What's on the Wall Street Journal's wish list this holiday season? A real e-commerce business.
Wall Street Journal's Shoppable Gift Guide a New Start for E-Commerce Push
As a start, the Journal this week opened a shoppable holiday gift guide in the WSJ Select section of its site,
where it plans to center future commerce initiatives from the paper.
"The release of the gift guide is really the new beginning of a more-concerted effort to develop additional revenue streams around commerce," said Alisa Bowen, the chief product officer at Wall Street Journal parent company Dow Jones. "We're looking to build on the success we hopefully have this holiday season to develop merchandising that lives beyond the holiday season."
The Journal already runs some e-commerce programs, such as a mail-order wine business and a partnership with Gilt City to sell higher-end daily deal-type offerings. In recent years, it also killed off its branded merchandise business, which sold items such as mugs that carried the Wall Street Journal brand name. But now the Journal is trying its hand at merchandising goods from outside retail brands that it feels will be attractive to the Wall Street Journal reader.

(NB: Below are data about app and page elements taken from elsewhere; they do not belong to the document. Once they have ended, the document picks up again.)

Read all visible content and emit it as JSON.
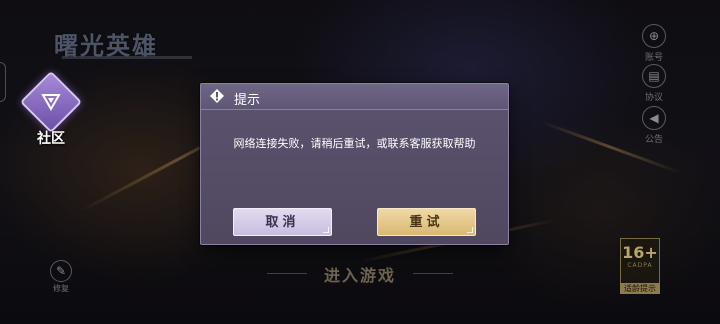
{
  "game": {
    "logo_text": "曙光英雄",
    "community_label": "社区",
    "enter_game_label": "进入游戏"
  },
  "side_buttons": [
    {
      "icon": "account-icon",
      "glyph": "⊕",
      "label": "账号"
    },
    {
      "icon": "document-icon",
      "glyph": "▤",
      "label": "协议"
    },
    {
      "icon": "megaphone-icon",
      "glyph": "◀",
      "label": "公告"
    }
  ],
  "repair": {
    "icon": "wrench-icon",
    "glyph": "✎",
    "label": "修复"
  },
  "age_rating": {
    "number": "16+",
    "org": "CADPA",
    "label": "适龄提示"
  },
  "dialog": {
    "title": "提示",
    "message": "网络连接失败，请稍后重试，或联系客服获取帮助",
    "cancel_label": "取消",
    "retry_label": "重试",
    "icon": "warning-icon"
  },
  "colors": {
    "dialog_bg": "#5c5370",
    "cancel_bg": "#d8cfe8",
    "retry_bg": "#e6c98a",
    "community_accent": "#8a6cc4"
  }
}
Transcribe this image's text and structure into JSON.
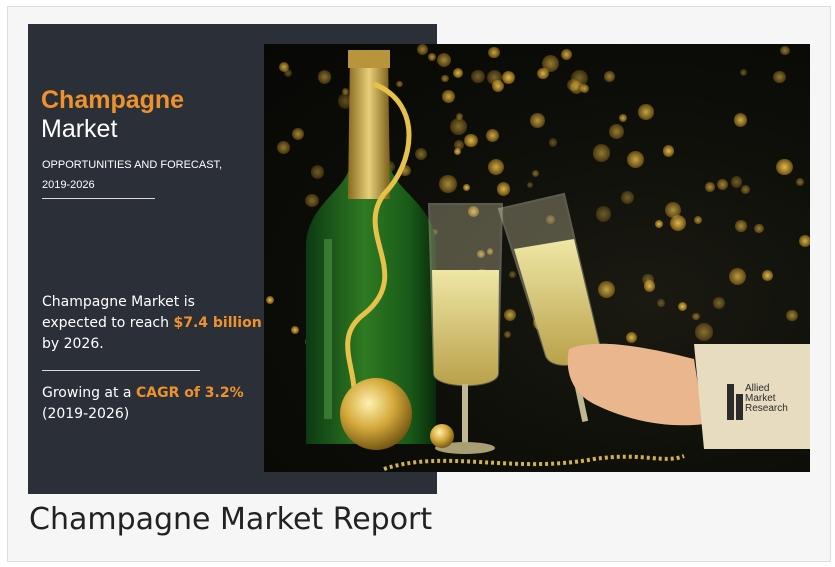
{
  "banner": {
    "title_highlight": "Champagne",
    "title_rest": "Market",
    "subtitle_line1": "OPPORTUNITIES AND FORECAST,",
    "subtitle_line2": "2019-2026",
    "expect_line1": "Champagne Market is",
    "expect_line2_prefix": "expected to reach ",
    "expect_value": "$7.4 billion",
    "expect_line3": "by 2026.",
    "growing_prefix": "Growing at a ",
    "growing_value": "CAGR of 3.2%",
    "growing_period": "(2019-2026)",
    "logo_line1": "Allied",
    "logo_line2": "Market",
    "logo_line3": "Research"
  },
  "caption": "Champagne Market Report",
  "colors": {
    "panel": "#2b3038",
    "accent": "#f0922b",
    "text": "#ffffff",
    "background": "#f6f6f6",
    "caption": "#222222"
  },
  "image": {
    "description_icon": "champagne-photo"
  }
}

Curating lists of holiday gifts has been a longtime go-to for magazine and newspaper publishers, but their shopping guides still often send readers off the media property to a retailer's site to buy. A GQ 2012 Gift Guide, for example, links out to sites from companies such as Phaidon, Starbucks and Walmart. The same goes for a travel-themed gift guide at The New York Times.

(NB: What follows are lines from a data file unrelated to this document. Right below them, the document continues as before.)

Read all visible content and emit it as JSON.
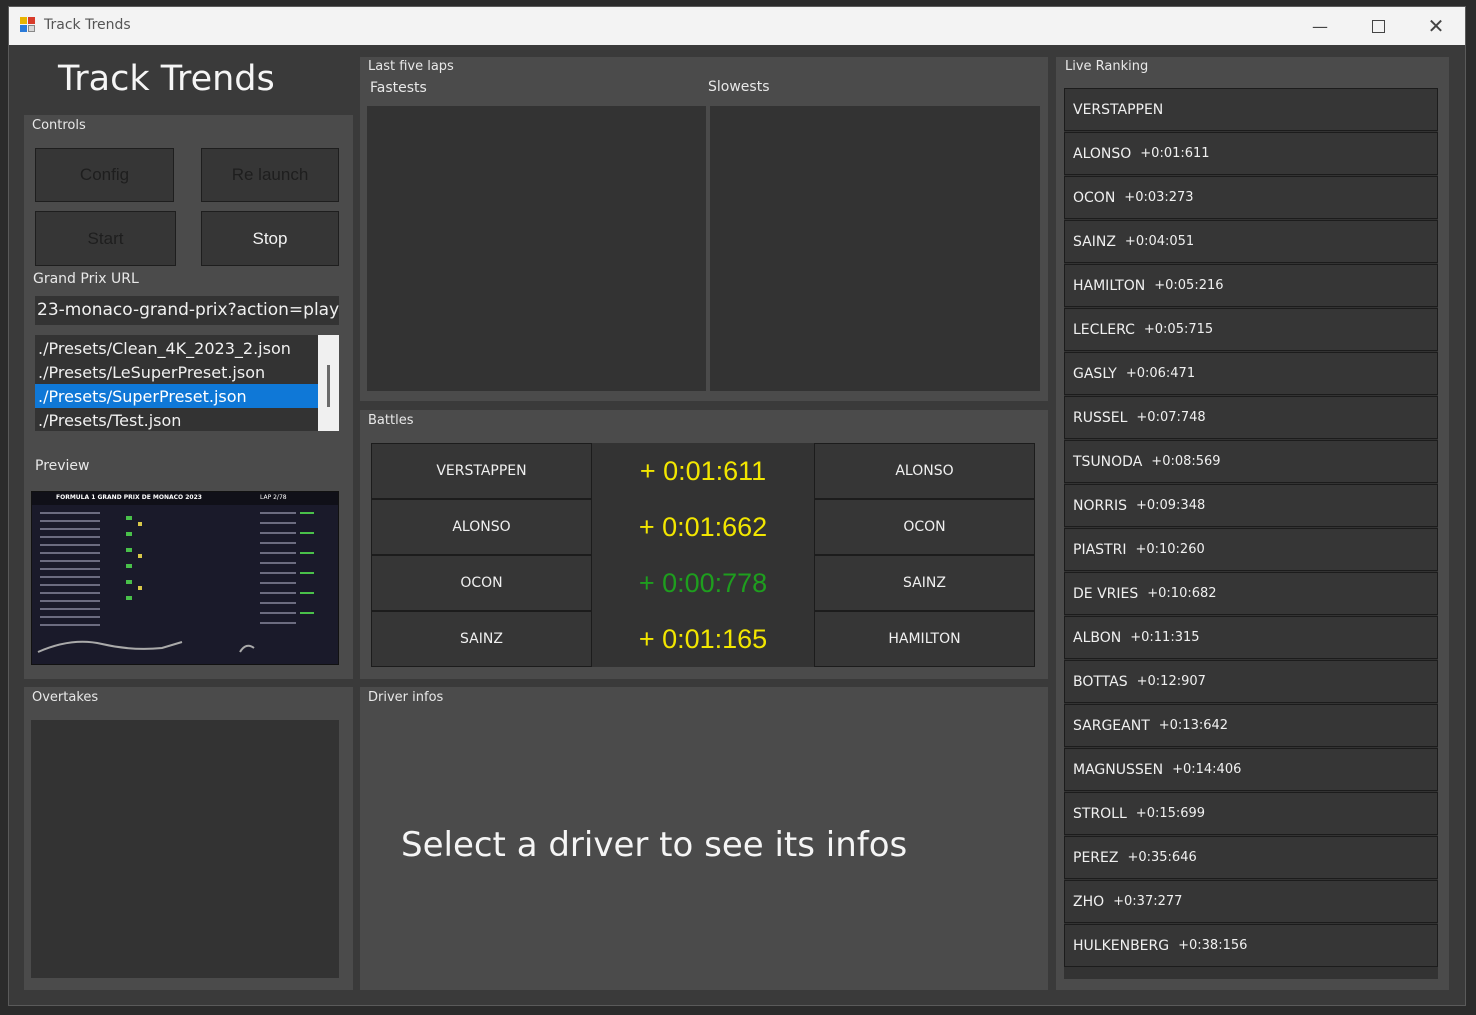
{
  "window": {
    "title": "Track Trends"
  },
  "app": {
    "heading": "Track Trends"
  },
  "controls": {
    "label": "Controls",
    "config_label": "Config",
    "relaunch_label": "Re launch",
    "start_label": "Start",
    "stop_label": "Stop",
    "url_label": "Grand Prix URL",
    "url_value": "23-monaco-grand-prix?action=play",
    "presets": [
      "./Presets/Clean_4K_2023_2.json",
      "./Presets/LeSuperPreset.json",
      "./Presets/SuperPreset.json",
      "./Presets/Test.json"
    ],
    "selected_preset": 2
  },
  "preview": {
    "label": "Preview",
    "thumb_title": "FORMULA 1 GRAND PRIX DE MONACO 2023",
    "thumb_tag": "LAP 2/78"
  },
  "overtakes": {
    "label": "Overtakes"
  },
  "last_laps": {
    "label": "Last five laps",
    "fastest_label": "Fastests",
    "slowest_label": "Slowests"
  },
  "battles": {
    "label": "Battles",
    "rows": [
      {
        "ahead": "VERSTAPPEN",
        "gap": "+ 0:01:611",
        "behind": "ALONSO",
        "color": "#f2e600"
      },
      {
        "ahead": "ALONSO",
        "gap": "+ 0:01:662",
        "behind": "OCON",
        "color": "#f2e600"
      },
      {
        "ahead": "OCON",
        "gap": "+ 0:00:778",
        "behind": "SAINZ",
        "color": "#1e9e1e"
      },
      {
        "ahead": "SAINZ",
        "gap": "+ 0:01:165",
        "behind": "HAMILTON",
        "color": "#f2e600"
      }
    ]
  },
  "driver_infos": {
    "label": "Driver infos",
    "placeholder": "Select a driver to see its infos"
  },
  "live_ranking": {
    "label": "Live Ranking",
    "rows": [
      {
        "name": "VERSTAPPEN",
        "gap": ""
      },
      {
        "name": "ALONSO",
        "gap": "+0:01:611"
      },
      {
        "name": "OCON",
        "gap": "+0:03:273"
      },
      {
        "name": "SAINZ",
        "gap": "+0:04:051"
      },
      {
        "name": "HAMILTON",
        "gap": "+0:05:216"
      },
      {
        "name": "LECLERC",
        "gap": "+0:05:715"
      },
      {
        "name": "GASLY",
        "gap": "+0:06:471"
      },
      {
        "name": "RUSSEL",
        "gap": "+0:07:748"
      },
      {
        "name": "TSUNODA",
        "gap": "+0:08:569"
      },
      {
        "name": "NORRIS",
        "gap": "+0:09:348"
      },
      {
        "name": "PIASTRI",
        "gap": "+0:10:260"
      },
      {
        "name": "DE VRIES",
        "gap": "+0:10:682"
      },
      {
        "name": "ALBON",
        "gap": "+0:11:315"
      },
      {
        "name": "BOTTAS",
        "gap": "+0:12:907"
      },
      {
        "name": "SARGEANT",
        "gap": "+0:13:642"
      },
      {
        "name": "MAGNUSSEN",
        "gap": "+0:14:406"
      },
      {
        "name": "STROLL",
        "gap": "+0:15:699"
      },
      {
        "name": "PEREZ",
        "gap": "+0:35:646"
      },
      {
        "name": "ZHO",
        "gap": "+0:37:277"
      },
      {
        "name": "HULKENBERG",
        "gap": "+0:38:156"
      }
    ]
  }
}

But the Journal's version allows readers to purchase the gifts -- which range from a $2,900 Tag Heuer watch to a $19.95 book about home-brewing beer -- directly from WSJ Select. Customers can add products from participating retailers, which include Nordstrom, Best Buy and Italian e-tailer Yoox, to a single shopping cart and pay for them all with one payment.
"We're trying to make it as seamless as possible," Ms. Bowen said. "The level of friction with completing a transaction online is still really high."
To make that technologically feasible, the Journal is working with a New York City startup called 72Lux, which started out as a consumer-facing website but has since shifted its focus to selling software-as-a-service subscriptions to publishers that want to enable multi-retailer shopping experiences. The startup charges publishers a software licensing fee and then takes a cut of the goods sold through the publisher. Publishers, of course, get a commission from the retailers for the items they sell.
"The front end of how a publisher uses our technology is really up to them," said Heather Marie, 72Lux's 28-year-old CEO. "We are the software that sits behind the site and lets them create any form of content that is shoppable."
Harper's Bazaar recently introduced a full-shoppable online store called ShopBazaar, which was built by Something Digital using Magento, an open-source commerce platform.
One challenge for the Journal going forward, along with the many other media companies trying to make a commerce push, is to give readers a reason to purchase items through them rather than traditional retailers or e-tailers. After all, what gives a publisher like the Journal the credibility to get into commerce at all?
"For the last two or three years, we've made a heavy push into lifestyle content with the expansion of the Weekend Journal, the Off Duty section, the luxury real-estate section, and of course the WSJ Magazine," Ms. Bowen said. "Each of those initiatives helped propel our position in consumers' minds as being about much more than just business and finance."
The Journal is publicizing the gift guide on its home page with a "Gift Guide" tab along the top header that 's highlighted in red and adorned with an image of a red gift tag. The Journal will also market the gift guide through its social-media accounts.
For now, the "shoppable" holiday gift guide and future ones that the Journal hopes to run for Valentine's Day and Mother 's Day, are curated and managed completely by the business side of the company, according to Ms. Bowen. The GQ and New York Times guides mentioned above are written by editorial staffers.
That, however, could change. Going forward, there's a good chance Journal readers will at some point have the opportunity to buy a product directly from an editorial post. Ms. Bowen said the company is discussing ways to build shopping experiences into so-called "evergreen" editorial work or archived editorial content -- in a way that protects its editorial integrity and avoids giving readers the impression that anything was written just for a chance to sell a certain product. "It's really important that we maintain the boundaries between church and state," Ms. Bowen said.
"Perhaps we only do it a certain number of days or weeks after the content is published," she added. "We haven't exactly decided what's best. It's a work in progress."
UPDATE: After publication of this article, The Wall Street Journal took additional steps to make it very, very clear that the new gift guide has no connection with its editorial staff. The Journal added the word "Promotion" above the "Gift Guide" tag on the homepage. And, atop the WSJ Selection section, it has added the following disclaimer in red: "WSJ SELECT is operated independently of The Wall Street Journal news department."